BlueStacks’ Beginners Guide to Playing Hearthstone
Hearthstone is a heavily strategy-based digital card game that involves a lot of advanced mechanics that might prove to be intimidating for new players. The biggest thing that turns a lot of players off when starting out is when they find it too challenging to win matches in the main game mode – Ranked. Luckily, this beginner’s guide aims to show players the best ways to improve their gameplay so that they can increase their chances of winning more games.
Even the early ranks of Hearthstone contain a lot of skilled players who are obviously familiar with advanced card game strategies. Players with more resources are able to build a full deck the moment they commit, but that shouldn’t stop free-to-play players from competing. It may take F2P players more time to build their decks, but once they’ve created a complete deck, they can begin climbing up the ranked ladder and fight on equal ground against any type of player.
Choosing a Class
The first and most important thing that players (especially F2P ones) need to do is choose a class that they’ll commit to. Building a deck can have a hefty price, and if you choose one that you don’t like or one that doesn’t match your playstyle, it’ll take even more time to build another deck. When you begin playing, it’s recommended you play the various game modes since they don’t require a full deck to compete, which should give you a general idea of how the decks work.
A great thing that players can do when choosing a deck is to watch some videos online that contain highlights of how a deck or archetype works. There are so many Hearthstone streamers and YouTubers that upload their games and guides that cover how to pull off various classes and deck builds. Once you find a deck that you can really connect with, that’s when you should start building your deck, ensuring to use the scarce resources that you’ll get as you progress through the game.
Creating Your First Deck
Creating your first deck is the trickiest part of the game because of the Booster Pack system. Cards are acquired either by getting them from a pack or by crafting them using Crystals that are acquired from destroying non-Core cards.

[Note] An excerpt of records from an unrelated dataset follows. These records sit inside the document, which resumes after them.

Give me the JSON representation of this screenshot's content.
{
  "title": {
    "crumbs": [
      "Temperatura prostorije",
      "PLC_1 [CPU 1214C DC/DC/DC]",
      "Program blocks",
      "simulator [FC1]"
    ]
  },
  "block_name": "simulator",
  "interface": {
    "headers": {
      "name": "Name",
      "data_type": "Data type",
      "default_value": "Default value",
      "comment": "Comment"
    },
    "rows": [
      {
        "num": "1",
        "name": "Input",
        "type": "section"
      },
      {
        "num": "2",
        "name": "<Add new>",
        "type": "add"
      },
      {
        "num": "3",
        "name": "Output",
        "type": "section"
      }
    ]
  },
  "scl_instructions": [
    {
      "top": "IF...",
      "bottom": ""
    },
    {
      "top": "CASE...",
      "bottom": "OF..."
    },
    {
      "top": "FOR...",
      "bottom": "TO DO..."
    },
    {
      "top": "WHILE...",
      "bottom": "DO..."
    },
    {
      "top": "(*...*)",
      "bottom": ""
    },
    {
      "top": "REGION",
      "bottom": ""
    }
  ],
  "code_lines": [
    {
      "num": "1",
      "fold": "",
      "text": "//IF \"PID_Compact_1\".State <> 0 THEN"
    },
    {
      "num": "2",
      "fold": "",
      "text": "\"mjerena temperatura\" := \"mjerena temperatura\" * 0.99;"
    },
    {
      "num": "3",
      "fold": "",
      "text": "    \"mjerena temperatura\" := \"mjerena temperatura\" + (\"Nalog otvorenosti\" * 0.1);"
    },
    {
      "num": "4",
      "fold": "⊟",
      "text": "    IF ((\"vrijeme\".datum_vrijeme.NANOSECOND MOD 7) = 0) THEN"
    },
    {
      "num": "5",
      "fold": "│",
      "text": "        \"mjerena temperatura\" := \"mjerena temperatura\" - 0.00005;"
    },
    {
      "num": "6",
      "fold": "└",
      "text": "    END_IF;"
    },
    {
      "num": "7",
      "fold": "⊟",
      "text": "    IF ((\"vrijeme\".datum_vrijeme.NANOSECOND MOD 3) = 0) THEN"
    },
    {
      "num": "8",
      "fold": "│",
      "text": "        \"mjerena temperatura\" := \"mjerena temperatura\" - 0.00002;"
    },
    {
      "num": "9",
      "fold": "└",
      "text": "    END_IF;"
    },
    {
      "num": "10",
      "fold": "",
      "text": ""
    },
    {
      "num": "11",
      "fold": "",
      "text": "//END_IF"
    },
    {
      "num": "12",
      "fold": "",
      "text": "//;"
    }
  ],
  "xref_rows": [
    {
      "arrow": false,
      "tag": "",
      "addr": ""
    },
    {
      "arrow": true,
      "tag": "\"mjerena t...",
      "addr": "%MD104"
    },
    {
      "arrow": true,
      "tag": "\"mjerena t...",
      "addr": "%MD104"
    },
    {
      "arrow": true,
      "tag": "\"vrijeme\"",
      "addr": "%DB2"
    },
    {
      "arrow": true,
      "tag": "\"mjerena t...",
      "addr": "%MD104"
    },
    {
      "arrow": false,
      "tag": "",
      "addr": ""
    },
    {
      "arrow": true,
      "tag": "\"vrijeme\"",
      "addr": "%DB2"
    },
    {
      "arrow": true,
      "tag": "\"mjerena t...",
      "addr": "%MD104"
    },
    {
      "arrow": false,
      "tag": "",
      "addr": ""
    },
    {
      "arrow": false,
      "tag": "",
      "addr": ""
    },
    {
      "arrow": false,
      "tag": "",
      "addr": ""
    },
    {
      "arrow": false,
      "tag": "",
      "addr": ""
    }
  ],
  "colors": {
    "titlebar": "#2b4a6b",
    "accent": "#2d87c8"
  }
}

Players have the option to keep cards that they own, but if you want to speed up the process of building your first deck, we recommend destroying as many non-essential cards as possible to build one that you’ve committed to playing.
Destroying cards only rewards you with 1/4th to 1/8th (depending on the rarity) of the cards’ original value. This means that players that are just starting out don’t have the luxury of building multiple decks at once. The best way to speed up the process of building your first deck is to stick with one class and destroy all of the cards that you get from other classes to earn Crystals. Once you’ve built your deck, stop destroying cards and prepare for future sets because you might need them.

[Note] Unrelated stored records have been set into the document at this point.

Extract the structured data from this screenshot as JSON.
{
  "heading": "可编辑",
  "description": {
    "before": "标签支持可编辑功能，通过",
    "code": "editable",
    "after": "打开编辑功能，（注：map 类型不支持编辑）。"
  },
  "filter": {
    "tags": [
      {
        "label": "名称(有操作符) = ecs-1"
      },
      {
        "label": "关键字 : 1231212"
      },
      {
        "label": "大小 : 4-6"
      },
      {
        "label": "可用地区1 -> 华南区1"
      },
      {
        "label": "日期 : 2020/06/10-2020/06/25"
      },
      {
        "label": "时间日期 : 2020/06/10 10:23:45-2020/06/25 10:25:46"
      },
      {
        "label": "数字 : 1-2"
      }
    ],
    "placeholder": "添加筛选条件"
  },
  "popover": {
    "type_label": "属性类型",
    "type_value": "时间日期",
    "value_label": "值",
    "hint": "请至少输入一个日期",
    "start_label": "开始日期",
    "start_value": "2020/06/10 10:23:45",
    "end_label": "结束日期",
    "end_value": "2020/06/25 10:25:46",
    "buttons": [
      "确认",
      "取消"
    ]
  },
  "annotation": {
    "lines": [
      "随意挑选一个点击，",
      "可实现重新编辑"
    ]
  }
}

Learning How To Use Your Deck
Learning how to use your deck is where players may start to feel regretful. A lot of players start to believe that the deck they’ve built sucks, but they shouldn’t give up too early; chances are that the player is to blame rather than the deck. Every deck has a chance to win, even if it’s not an equal chance (other decks have higher chances of winning). The best thing to do in these situations is to learn from your losses and start mastering how your deck works the old-fashioned way: trial and error.
A player that masters their own deck will start having somewhere between a 40% to 70% win rate. This should get you through apprenticeship and allow you to prepare to build a better deck in case the first one you built truly isn’t viable. Even the strongest deck will have a very low win rate if the player doesn’t know how to execute important combos and create counter-plays in their heads when facing certain matchups. In short, just play the game until you git gud.

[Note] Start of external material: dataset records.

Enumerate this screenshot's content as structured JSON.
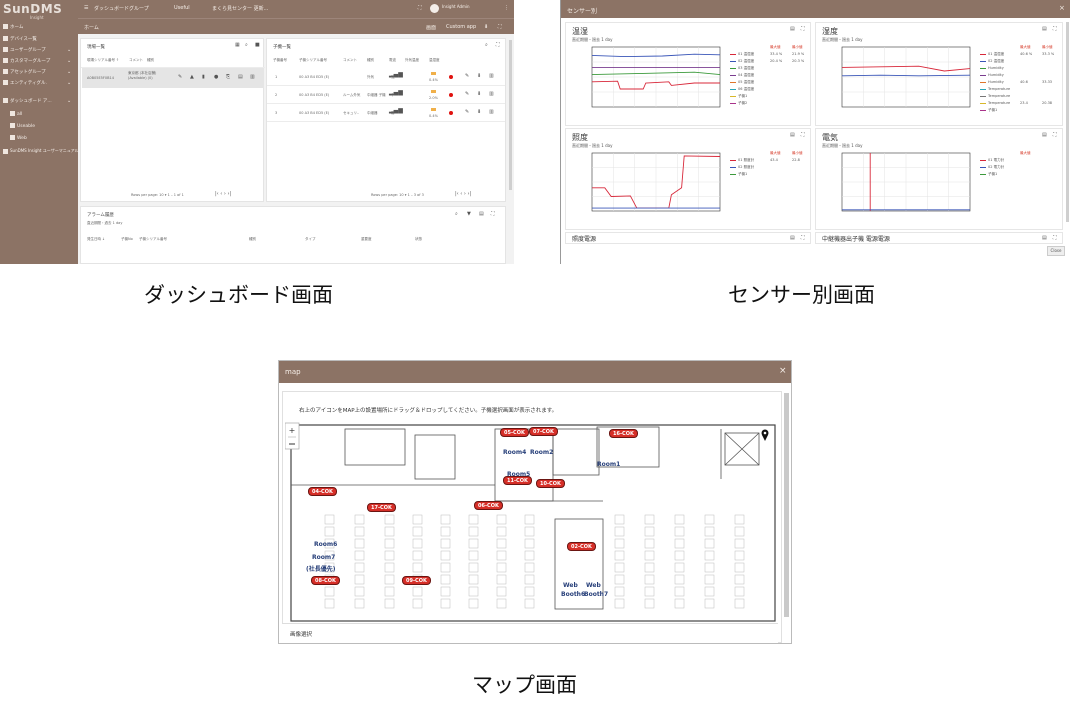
{
  "captions": {
    "dashboard": "ダッシュボード画面",
    "sensor": "センサー別画面",
    "map": "マップ画面"
  },
  "dashboard": {
    "logo": "SunDMS",
    "logo_sub": "Insight",
    "breadcrumb": [
      "ダッシュボードグループ",
      "Useful",
      "まくら見センター 更新..."
    ],
    "subbar_title": "ホーム",
    "subbar_right": [
      "画面",
      "Custom app"
    ],
    "user": "Insight Admin",
    "sidebar": [
      {
        "label": "ホーム",
        "sub": false,
        "chev": false
      },
      {
        "label": "デバイス一覧",
        "sub": false,
        "chev": false
      },
      {
        "label": "ユーザーグループ",
        "sub": false,
        "chev": true
      },
      {
        "label": "カスタマーグループ",
        "sub": false,
        "chev": true
      },
      {
        "label": "アセットグループ",
        "sub": false,
        "chev": true
      },
      {
        "label": "エンティティグル.",
        "sub": false,
        "chev": true
      },
      {
        "label": "ダッシュボード ア...",
        "sub": false,
        "chev": true
      },
      {
        "label": "all",
        "sub": true,
        "chev": false
      },
      {
        "label": "Useable",
        "sub": true,
        "chev": false
      },
      {
        "label": "Web",
        "sub": true,
        "chev": false
      },
      {
        "label": "SunDMS Insight ユーザーマニュアル",
        "sub": false,
        "chev": false
      }
    ],
    "left_card": {
      "title": "現場一覧",
      "headers": [
        "現場シリアル番号 ↑",
        "コメント",
        "種別"
      ],
      "row": [
        "A0B05E5F0B14",
        "東京都 (本社店舗) (Available) (0)",
        ""
      ],
      "pager": "Rows per page: 10 ▾  1 – 1 of 1"
    },
    "right_card": {
      "title": "子機一覧",
      "headers": [
        "子機番号",
        "子機シリアル番号",
        "コメント",
        "種別",
        "電波",
        "外気温度",
        "温湿度"
      ],
      "rows": [
        {
          "num": "1",
          "serial": "00 A3 B4 ED5 (E)",
          "comment": "",
          "type": "外気",
          "rssi": "強",
          "temp": "0.4%"
        },
        {
          "num": "2",
          "serial": "00 A3 B4 ED5 (E)",
          "comment": "ルーム外気",
          "type": "中継器 子機",
          "rssi": "中",
          "temp": "2.0%"
        },
        {
          "num": "3",
          "serial": "00 A3 B4 ED5 (E)",
          "comment": "セキュリ..",
          "type": "中継器",
          "rssi": "弱",
          "temp": "0.4%"
        }
      ],
      "pager": "Rows per page: 10 ▾  1 – 3 of 3"
    },
    "alarm_card": {
      "title": "アラーム履歴",
      "subtitle": "直近期間・過去 1 day",
      "headers": [
        "発生日時 ↓",
        "子機No",
        "子機シリアル番号",
        "種別",
        "タイプ",
        "重要度",
        "状態"
      ]
    }
  },
  "sensor": {
    "header": "センサー別",
    "cards": [
      {
        "title": "温湿",
        "subtitle": "直近期間・過去 1 day",
        "legend": [
          "01 温湿度",
          "02 温湿度",
          "03 温湿度",
          "04 温湿度",
          "05 温湿度",
          "06 温湿度",
          "子機1",
          "子機2"
        ],
        "cols": [
          "最大値",
          "最小値"
        ],
        "vals": [
          [
            "33.4 %",
            "21.9 %"
          ],
          [
            "20.4 %",
            "20.3 %"
          ],
          [
            "",
            ""
          ],
          [
            "",
            ""
          ],
          [
            "",
            ""
          ],
          [
            "",
            ""
          ],
          [
            "",
            ""
          ],
          [
            "",
            ""
          ]
        ]
      },
      {
        "title": "湿度",
        "subtitle": "直近期間・過去 1 day",
        "legend": [
          "01 温湿度",
          "02 温湿度",
          "Humidity",
          "Humidity",
          "Humidity",
          "Temperature",
          "Temperature",
          "Temperature",
          "子機1"
        ],
        "cols": [
          "最大値",
          "最小値"
        ],
        "vals": [
          [
            "40.6 %",
            "33.3 %"
          ],
          [
            "",
            ""
          ],
          [
            "",
            ""
          ],
          [
            "",
            ""
          ],
          [
            "40.6",
            "33.33"
          ],
          [
            "",
            ""
          ],
          [
            "",
            ""
          ],
          [
            "23.4",
            "20.38"
          ],
          [
            "",
            ""
          ]
        ]
      },
      {
        "title": "照度",
        "subtitle": "直近期間・過去 1 day",
        "legend": [
          "01 照度計",
          "02 照度計",
          "子機1"
        ],
        "cols": [
          "最大値",
          "最小値"
        ],
        "vals": [
          [
            "43.4",
            "22.8"
          ],
          [
            "",
            ""
          ],
          [
            "",
            ""
          ]
        ]
      },
      {
        "title": "電気",
        "subtitle": "直近期間・過去 1 day",
        "legend": [
          "01 電力計",
          "02 電力計",
          "子機1"
        ],
        "cols": [
          "最大値"
        ],
        "vals": [
          [
            "",
            ""
          ],
          [
            "",
            ""
          ],
          [
            "",
            ""
          ]
        ]
      }
    ],
    "more_cards": [
      "照度電源",
      "中継機器出子機 電源電源"
    ]
  },
  "map": {
    "header": "map",
    "instruction": "右上のアイコンをMAP上の設置場所にドラッグ＆ドロップしてください。子機選択画面が表示されます。",
    "zoom": "+",
    "footer_label": "画像選択",
    "pins": [
      "05-COK",
      "07-COK",
      "16-COK",
      "11-COK",
      "10-COK",
      "04-COK",
      "06-COK",
      "17-COK",
      "02-COK",
      "08-COK",
      "09-COK"
    ],
    "rooms": [
      "Room4",
      "Room2",
      "Room5",
      "Room1",
      "Room6",
      "Room7",
      "(社長優先)",
      "Web",
      "Web",
      "Booth6",
      "Booth7"
    ]
  }
}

Keeping Up With The Meta
There are two types of players: the ones that play to enjoy (4fun players) and meta slaves. It doesn’t really matter what type of player you are because the main purpose of playing a game is to have fun and enjoy it. If winning is your main source of joy, the meta is your best friend. Keeping up with the meta is an important part of being a competitive card game player. You can do this by researching the trends, win rates, and popularity of certain decks online, either in forums or databases.
There isn’t a card game in existence today where one deck archetype isn’t well ahead of its competition. Unfair, sure, but that’s just how the game works. The great thing about card games is that there are often rock-paper-scissors-type matchups where one deck is a counter against another deck. This will equalize your chances as long as you study your environment and learn which archetypes are more popular in the current rotation that you are playing in.
Preparing For the Rotation
One way that card games try to make the game interesting is by introducing the Rotation system. The rotation basically means that new cards are introduced in Sets which will make certain decks stronger while others suffer. Old cards will Phase Out, meaning they’ll either become too weak to use in the current meta or totally removed from the game. This is a healthy part of the game since it prevents some card archetypes from being too overpowered for too long.
Players should prepare for the rotation by learning when the next set will arrive and which cards will be removed. Reading up on the new set from articles online or by watching videos from credible Hearthstone players will allow you to determine if the upcoming set will make your class stronger or weaker. During this time, you should decide if you want to continue playing your class or start earning enough Crystals to jump ship and play another class.